Builders of residential and commercial properties are learning more about refineries and resin plants than they ever cared to know thanks to unprecedented supply chain issues. A lot of building supplies that derive from raw materials to make plastics, vinyl, and coatings are just not available.
So contractors are more open to trying alternatives. Even if the substitution is more expensive, price is secondary to availability. But sometimes there is no option but to wait.
Uncertainty about the availability of materials is complicating business for construction companies as they try to price out bids and meet project guidelines. For example, it usually takes a month to deliver mineral wool, but now Skender Construction LLC is looking at a six-to-eight month wait for the wall insulation for an 11-story office project in Chicago.
Skender and its clients considered fiberglass insulation as a substitute. But that would require more layers of drywall, adding to costs, so Skender is sticking with its original plan while seeking more suppliers of mineral wool, said Andy Halik, a company vice president.
Rockwool North America, a supplier, blamed the long wait on high demand, president Rory Moss said in a statement.
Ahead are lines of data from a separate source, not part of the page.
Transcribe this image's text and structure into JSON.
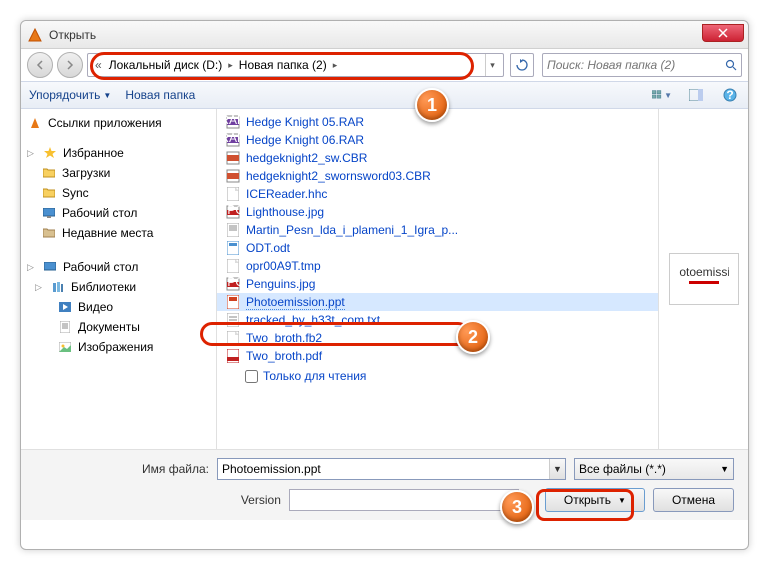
{
  "window": {
    "title": "Открыть"
  },
  "breadcrumb": {
    "parts": [
      "Локальный диск (D:)",
      "Новая папка (2)"
    ]
  },
  "search": {
    "placeholder": "Поиск: Новая папка (2)"
  },
  "toolbar": {
    "organize": "Упорядочить",
    "new_folder": "Новая папка"
  },
  "sidebar": {
    "app_links": "Ссылки приложения",
    "favorites": "Избранное",
    "fav_items": [
      "Загрузки",
      "Sync",
      "Рабочий стол",
      "Недавние места"
    ],
    "desktop": "Рабочий стол",
    "libraries": "Библиотеки",
    "lib_items": [
      "Видео",
      "Документы",
      "Изображения"
    ]
  },
  "files": [
    {
      "name": "Hedge Knight 05.RAR",
      "icon": "rar"
    },
    {
      "name": "Hedge Knight 06.RAR",
      "icon": "rar"
    },
    {
      "name": "hedgeknight2_sw.CBR",
      "icon": "cbr"
    },
    {
      "name": "hedgeknight2_swornsword03.CBR",
      "icon": "cbr"
    },
    {
      "name": "ICEReader.hhc",
      "icon": "generic"
    },
    {
      "name": "Lighthouse.jpg",
      "icon": "jpg"
    },
    {
      "name": "Martin_Pesn_lda_i_plameni_1_Igra_p...",
      "icon": "doc"
    },
    {
      "name": "ODT.odt",
      "icon": "odt"
    },
    {
      "name": "opr00A9T.tmp",
      "icon": "generic"
    },
    {
      "name": "Penguins.jpg",
      "icon": "jpg"
    },
    {
      "name": "Photoemission.ppt",
      "icon": "ppt",
      "selected": true
    },
    {
      "name": "tracked_by_h33t_com.txt",
      "icon": "txt"
    },
    {
      "name": "Two_broth.fb2",
      "icon": "generic"
    },
    {
      "name": "Two_broth.pdf",
      "icon": "pdf"
    }
  ],
  "readonly_label": "Только для чтения",
  "filename_label": "Имя файла:",
  "filename_value": "Photoemission.ppt",
  "filetype_value": "Все файлы (*.*)",
  "version_label": "Version",
  "open_btn": "Открыть",
  "cancel_btn": "Отмена",
  "badges": {
    "b1": "1",
    "b2": "2",
    "b3": "3"
  }
}
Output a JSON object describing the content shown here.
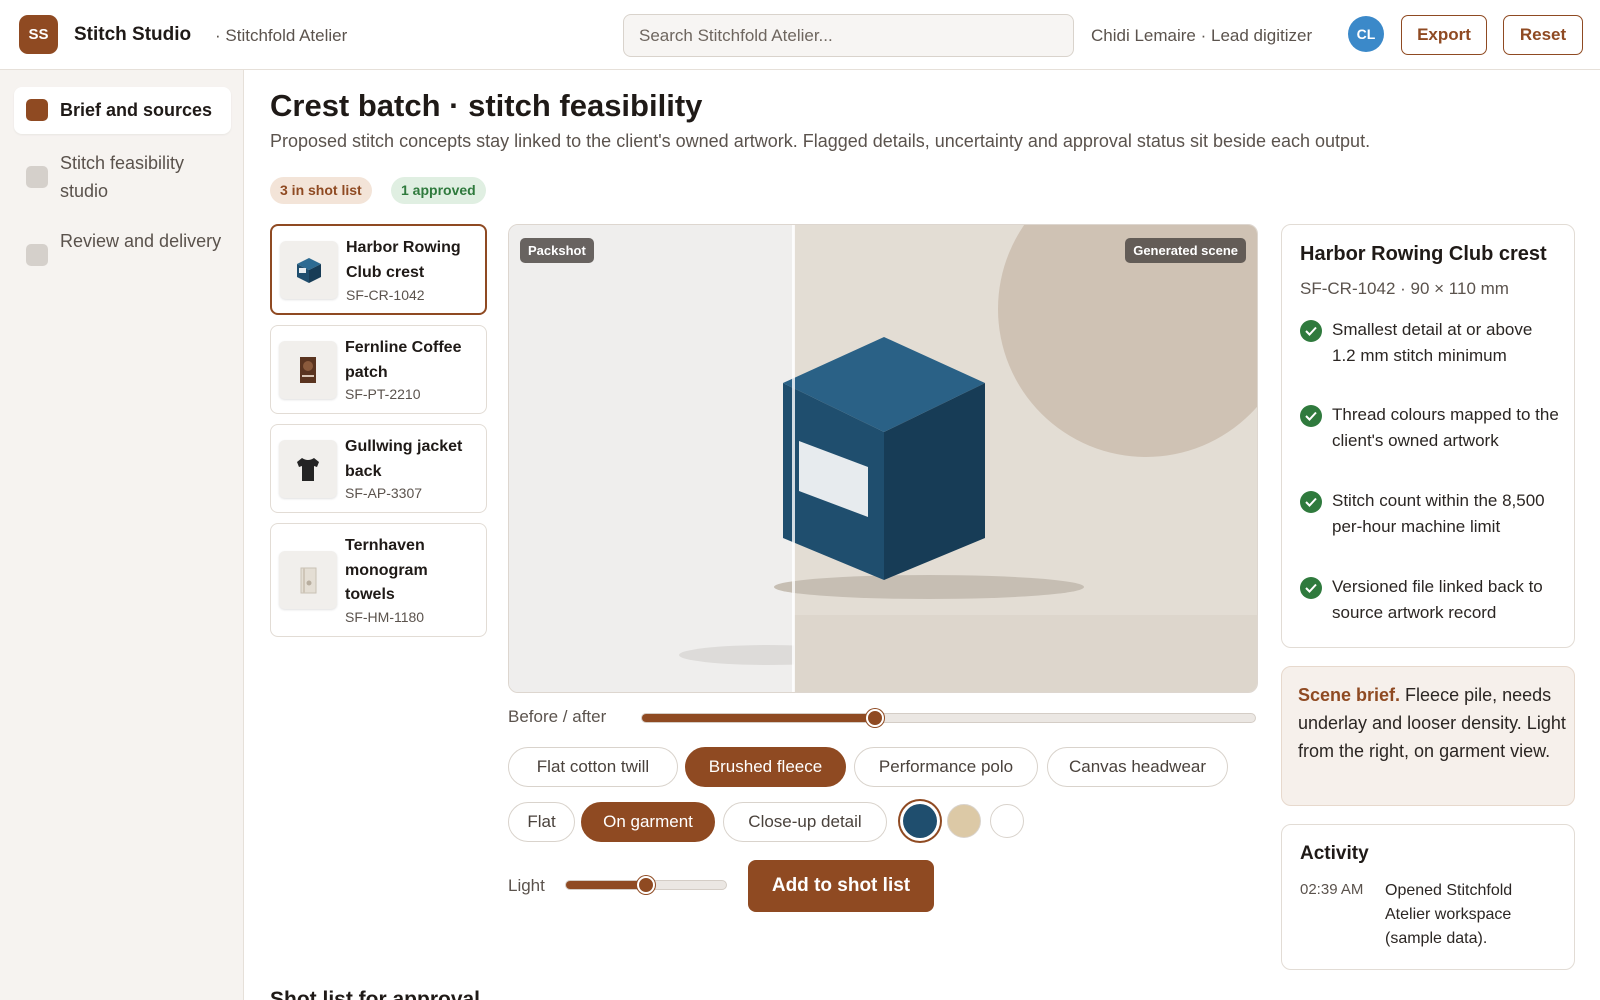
{
  "header": {
    "logo_initials": "SS",
    "app_name": "Stitch Studio",
    "workspace": "· Stitchfold Atelier",
    "search_placeholder": "Search Stitchfold Atelier...",
    "user_line": "Chidi Lemaire · Lead digitizer",
    "avatar_initials": "CL",
    "export_label": "Export",
    "reset_label": "Reset"
  },
  "sidebar": {
    "items": [
      {
        "label": "Brief and sources",
        "active": true
      },
      {
        "label": "Stitch feasibility studio",
        "active": false
      },
      {
        "label": "Review and delivery",
        "active": false
      }
    ]
  },
  "main": {
    "title": "Crest batch · stitch feasibility",
    "subtitle": "Proposed stitch concepts stay linked to the client's owned artwork. Flagged details, uncertainty and approval status sit beside each output.",
    "badges": {
      "shot_list": "3 in shot list",
      "approved": "1 approved"
    },
    "products": [
      {
        "name": "Harbor Rowing Club crest",
        "sku": "SF-CR-1042",
        "icon": "cube-icon",
        "selected": true
      },
      {
        "name": "Fernline Coffee patch",
        "sku": "SF-PT-2210",
        "icon": "coffee-bag-icon",
        "selected": false
      },
      {
        "name": "Gullwing jacket back",
        "sku": "SF-AP-3307",
        "icon": "tshirt-icon",
        "selected": false
      },
      {
        "name": "Ternhaven monogram towels",
        "sku": "SF-HM-1180",
        "icon": "towel-icon",
        "selected": false
      }
    ],
    "preview": {
      "left_tag": "Packshot",
      "right_tag": "Generated scene",
      "before_after_label": "Before / after",
      "before_after_value": 0.38
    },
    "fabrics": [
      {
        "label": "Flat cotton twill",
        "active": false
      },
      {
        "label": "Brushed fleece",
        "active": true
      },
      {
        "label": "Performance polo",
        "active": false
      },
      {
        "label": "Canvas headwear",
        "active": false
      }
    ],
    "views": [
      {
        "label": "Flat",
        "active": false
      },
      {
        "label": "On garment",
        "active": true
      },
      {
        "label": "Close-up detail",
        "active": false
      }
    ],
    "swatches": [
      {
        "color": "#1f4e6e",
        "selected": true
      },
      {
        "color": "#dcc9a6",
        "selected": false
      },
      {
        "color": "#ffffff",
        "selected": false
      }
    ],
    "light_label": "Light",
    "light_value": 0.5,
    "add_button": "Add to shot list",
    "next_section_peek": "Shot list for approval"
  },
  "detail": {
    "title": "Harbor Rowing Club crest",
    "meta": "SF-CR-1042 · 90 × 110 mm",
    "checks": [
      "Smallest detail at or above 1.2 mm stitch minimum",
      "Thread colours mapped to the client's owned artwork",
      "Stitch count within the 8,500 per-hour machine limit",
      "Versioned file linked back to source artwork record"
    ]
  },
  "brief": {
    "label": "Scene brief.",
    "text": " Fleece pile, needs underlay and looser density. Light from the right, on garment view."
  },
  "activity": {
    "title": "Activity",
    "entries": [
      {
        "time": "02:39 AM",
        "text": "Opened Stitchfold Atelier workspace (sample data)."
      }
    ]
  },
  "colors": {
    "accent": "#8f4a22",
    "success": "#2f7a3d",
    "avatar": "#3b89c9"
  }
}
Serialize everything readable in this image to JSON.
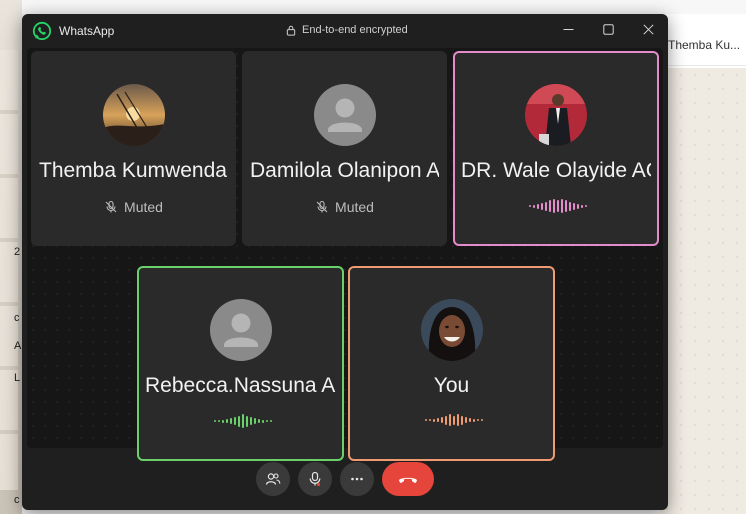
{
  "window": {
    "app_title": "WhatsApp",
    "encryption_label": "End-to-end encrypted",
    "controls": [
      "minimize-icon",
      "maximize-icon",
      "close-icon"
    ]
  },
  "background": {
    "chat_header_name": "Themba Ku...",
    "left_chars": [
      "2",
      "c",
      "A",
      "L",
      "c"
    ]
  },
  "participants": [
    {
      "name": "Themba Kumwenda AG",
      "status": "Muted",
      "avatar": "photo-sunset",
      "speaking": false
    },
    {
      "name": "Damilola Olanipon AG",
      "status": "Muted",
      "avatar": "placeholder",
      "speaking": false
    },
    {
      "name": "DR. Wale Olayide AG",
      "status": "",
      "avatar": "photo-man-suit",
      "speaking": true,
      "accent": "#e38bcb"
    },
    {
      "name": "Rebecca.Nassuna AG",
      "status": "",
      "avatar": "placeholder",
      "speaking": true,
      "accent": "#6ad16a"
    },
    {
      "name": "You",
      "status": "",
      "avatar": "photo-woman",
      "speaking": true,
      "accent": "#f09a72"
    }
  ],
  "call_controls": {
    "buttons": [
      "participants-icon",
      "microphone-icon",
      "more-icon",
      "end-call-icon"
    ],
    "end_call_color": "#e5453a"
  },
  "colors": {
    "window_bg": "#1f1f1f",
    "tile_bg": "#2a2a2a",
    "whatsapp_green": "#25d366"
  }
}
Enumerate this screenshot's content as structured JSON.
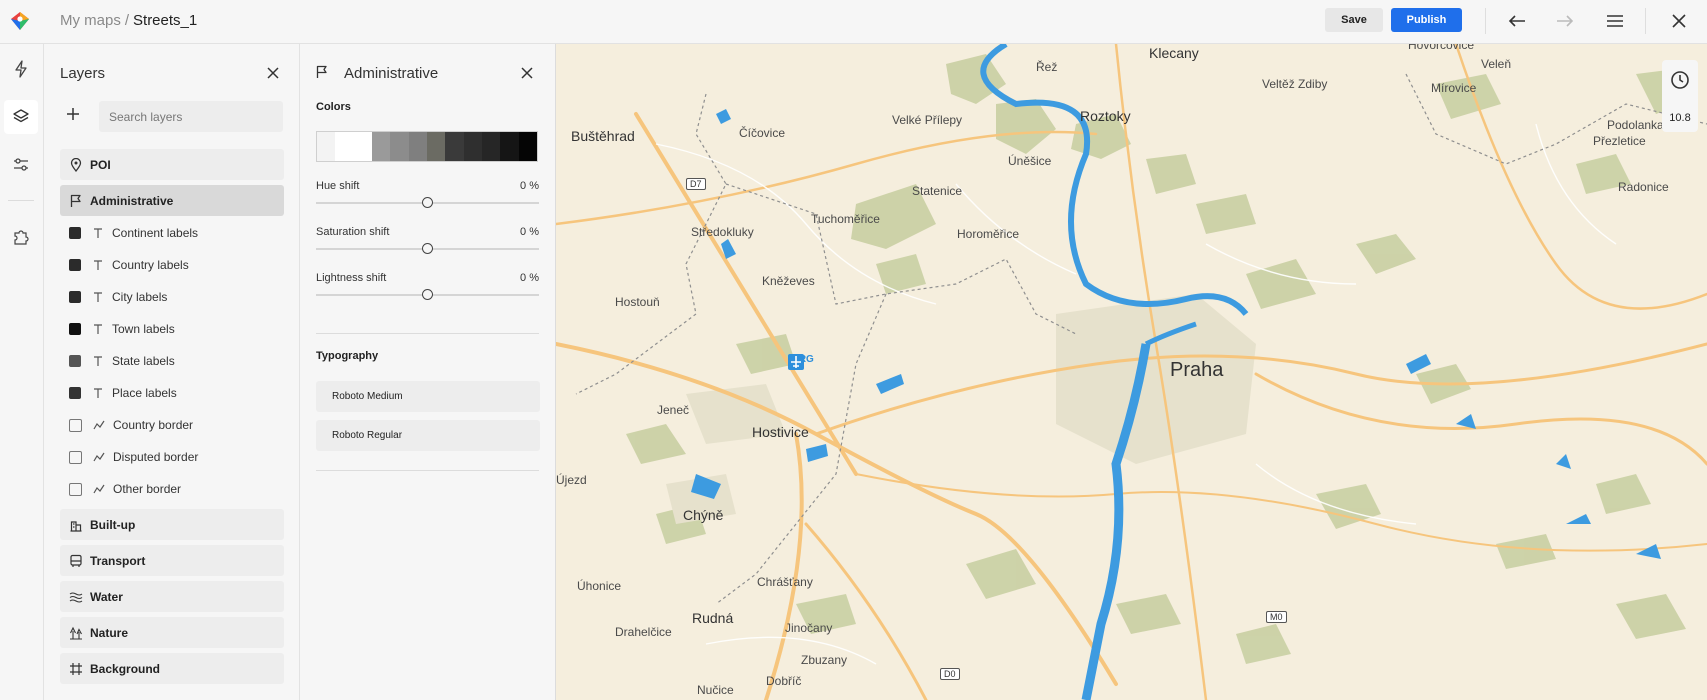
{
  "header": {
    "breadcrumb_parent": "My maps",
    "breadcrumb_sep": "/",
    "breadcrumb_current": "Streets_1",
    "save_label": "Save",
    "publish_label": "Publish",
    "publish_color": "#1f6feb"
  },
  "rail": {
    "icons": [
      "lightning-icon",
      "layers-icon",
      "sliders-icon",
      "puzzle-icon"
    ],
    "active": "layers-icon"
  },
  "layers": {
    "title": "Layers",
    "search_placeholder": "Search layers",
    "groups": [
      {
        "label": "POI",
        "icon": "pin-icon"
      },
      {
        "label": "Administrative",
        "icon": "flag-icon",
        "active": true
      },
      {
        "label": "Built-up",
        "icon": "buildings-icon"
      },
      {
        "label": "Transport",
        "icon": "bus-icon"
      },
      {
        "label": "Water",
        "icon": "waves-icon"
      },
      {
        "label": "Nature",
        "icon": "trees-icon"
      },
      {
        "label": "Background",
        "icon": "frame-icon"
      }
    ],
    "admin_items": [
      {
        "label": "Continent labels",
        "type": "text",
        "checked": true
      },
      {
        "label": "Country labels",
        "type": "text",
        "checked": true
      },
      {
        "label": "City labels",
        "type": "text",
        "checked": true
      },
      {
        "label": "Town labels",
        "type": "text",
        "checked": true
      },
      {
        "label": "State labels",
        "type": "text",
        "checked": true
      },
      {
        "label": "Place labels",
        "type": "text",
        "checked": true
      },
      {
        "label": "Country border",
        "type": "line",
        "checked": false
      },
      {
        "label": "Disputed border",
        "type": "line",
        "checked": false
      },
      {
        "label": "Other border",
        "type": "line",
        "checked": false
      }
    ]
  },
  "props": {
    "title": "Administrative",
    "colors_title": "Colors",
    "swatches": [
      "#f3f3f3",
      "#ffffff",
      "#ffffff",
      "#9a9a9a",
      "#8c8c8c",
      "#7f7f7f",
      "#6b6b63",
      "#3a3a3a",
      "#2f2f2f",
      "#262626",
      "#151515",
      "#050505"
    ],
    "sliders": [
      {
        "label": "Hue shift",
        "value": "0 %",
        "level": 0.5
      },
      {
        "label": "Saturation shift",
        "value": "0 %",
        "level": 0.5
      },
      {
        "label": "Lightness shift",
        "value": "0 %",
        "level": 0.5
      }
    ],
    "typography_title": "Typography",
    "fonts": [
      "Roboto Medium",
      "Roboto Regular"
    ]
  },
  "map": {
    "zoom": "10.8",
    "places": [
      {
        "name": "Klecany",
        "cls": "town"
      },
      {
        "name": "Řež",
        "cls": ""
      },
      {
        "name": "Veltěž Zdiby",
        "cls": ""
      },
      {
        "name": "Hovorčovice",
        "cls": ""
      },
      {
        "name": "Veleň",
        "cls": ""
      },
      {
        "name": "Mírovice",
        "cls": ""
      },
      {
        "name": "Podolanka",
        "cls": ""
      },
      {
        "name": "Přezletice",
        "cls": ""
      },
      {
        "name": "Radonice",
        "cls": ""
      },
      {
        "name": "Roztoky",
        "cls": "town"
      },
      {
        "name": "Velké Přílepy",
        "cls": ""
      },
      {
        "name": "Buštěhrad",
        "cls": "town"
      },
      {
        "name": "Číčovice",
        "cls": ""
      },
      {
        "name": "Úněšice",
        "cls": ""
      },
      {
        "name": "Statenice",
        "cls": ""
      },
      {
        "name": "Tuchoměřice",
        "cls": ""
      },
      {
        "name": "Horoměřice",
        "cls": ""
      },
      {
        "name": "Středokluky",
        "cls": ""
      },
      {
        "name": "Kněževes",
        "cls": ""
      },
      {
        "name": "Hostouň",
        "cls": ""
      },
      {
        "name": "PRG",
        "cls": ""
      },
      {
        "name": "Praha",
        "cls": "city"
      },
      {
        "name": "Jeneč",
        "cls": ""
      },
      {
        "name": "Hostivice",
        "cls": "town"
      },
      {
        "name": "Újezd",
        "cls": ""
      },
      {
        "name": "Chýně",
        "cls": "town"
      },
      {
        "name": "Úhonice",
        "cls": ""
      },
      {
        "name": "Chrášťany",
        "cls": ""
      },
      {
        "name": "Drahelčice",
        "cls": ""
      },
      {
        "name": "Rudná",
        "cls": "town"
      },
      {
        "name": "Jinočany",
        "cls": ""
      },
      {
        "name": "Zbuzany",
        "cls": ""
      },
      {
        "name": "Dobříč",
        "cls": ""
      },
      {
        "name": "Nučice",
        "cls": ""
      }
    ],
    "shields": [
      "D7",
      "D0",
      "M0"
    ],
    "colors": {
      "land": "#f5eedd",
      "forest": "#c9cfa3",
      "water": "#3d9be0",
      "road": "#f6c57d"
    }
  }
}
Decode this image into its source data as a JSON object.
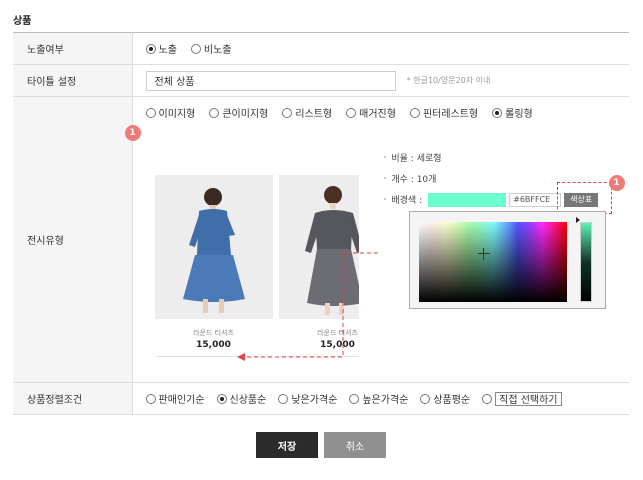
{
  "section_title": "상품",
  "rows": {
    "visibility": {
      "label": "노출여부",
      "options": [
        "노출",
        "비노출"
      ],
      "selected": 0
    },
    "title": {
      "label": "타이틀 설정",
      "value": "전체 상품",
      "hint": "* 한글10/영문20자 이내"
    },
    "display_type": {
      "label": "전시유형",
      "options": [
        "이미지형",
        "큰이미지형",
        "리스트형",
        "매거진형",
        "핀터레스트형",
        "롤링형"
      ],
      "selected": 5,
      "badge": "1",
      "info": {
        "ratio": "비율 : 세로형",
        "count": "개수 : 10개",
        "bgcolor_label": "배경색 :",
        "bgcolor_hex": "#6BFFCE",
        "bgcolor_swatch": "#6bffce",
        "color_button": "색상표"
      },
      "products": [
        {
          "name": "라운드 티셔츠",
          "price": "15,000"
        },
        {
          "name": "라운드 티셔츠",
          "price": "15,000"
        }
      ]
    },
    "sort": {
      "label": "상품정렬조건",
      "options": [
        "판매인기순",
        "신상품순",
        "낮은가격순",
        "높은가격순",
        "상품평순",
        "직접 선택하기"
      ],
      "selected": 1
    }
  },
  "buttons": {
    "save": "저장",
    "cancel": "취소"
  },
  "colors": {
    "annotation": "#e04444",
    "badge": "#ef7a78",
    "save_button": "#2b2b2b",
    "cancel_button": "#909090"
  }
}
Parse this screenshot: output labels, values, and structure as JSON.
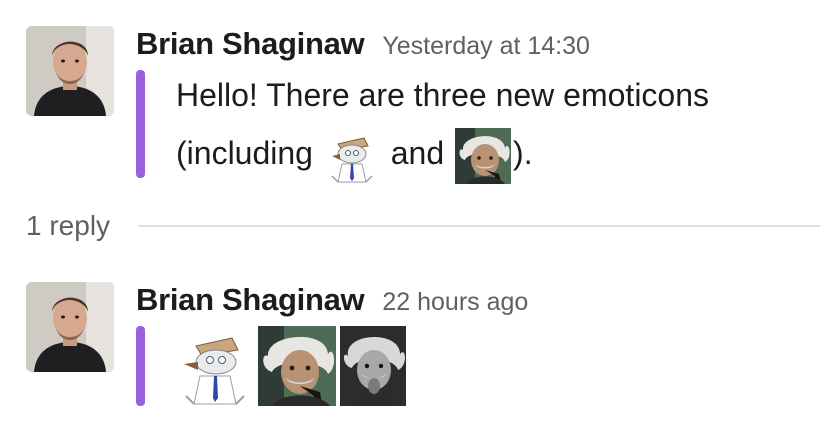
{
  "messages": [
    {
      "author": "Brian Shaginaw",
      "timestamp": "Yesterday at 14:30",
      "text_line1": "Hello! There are three new emoticons",
      "text_line2_start": "(including",
      "text_line2_mid": "and",
      "text_line2_end": ").",
      "emoji_icons": [
        "cartoon-character-emoji-icon",
        "einstein-pipe-emoji-icon"
      ]
    },
    {
      "author": "Brian Shaginaw",
      "timestamp": "22 hours ago",
      "emoji_icons": [
        "cartoon-character-emoji-icon",
        "einstein-pipe-emoji-icon",
        "einstein-tongue-emoji-icon"
      ]
    }
  ],
  "thread": {
    "reply_count": "1 reply"
  },
  "colors": {
    "quote_bar": "#9b5fe0",
    "author_text": "#1d1c1d",
    "timestamp_text": "#616061",
    "divider": "#dddddd"
  }
}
Plastic roofing membranes that create watertight barriers to protect building interiors are also hard to come by, because of shortages of raw materials as well as a lack of truck capacity. Manufacturers “just don’t have visibility on when it’s going to get back to normal,” said Tony Rader, vice president of National Roofing Partners in Coppell, Texas.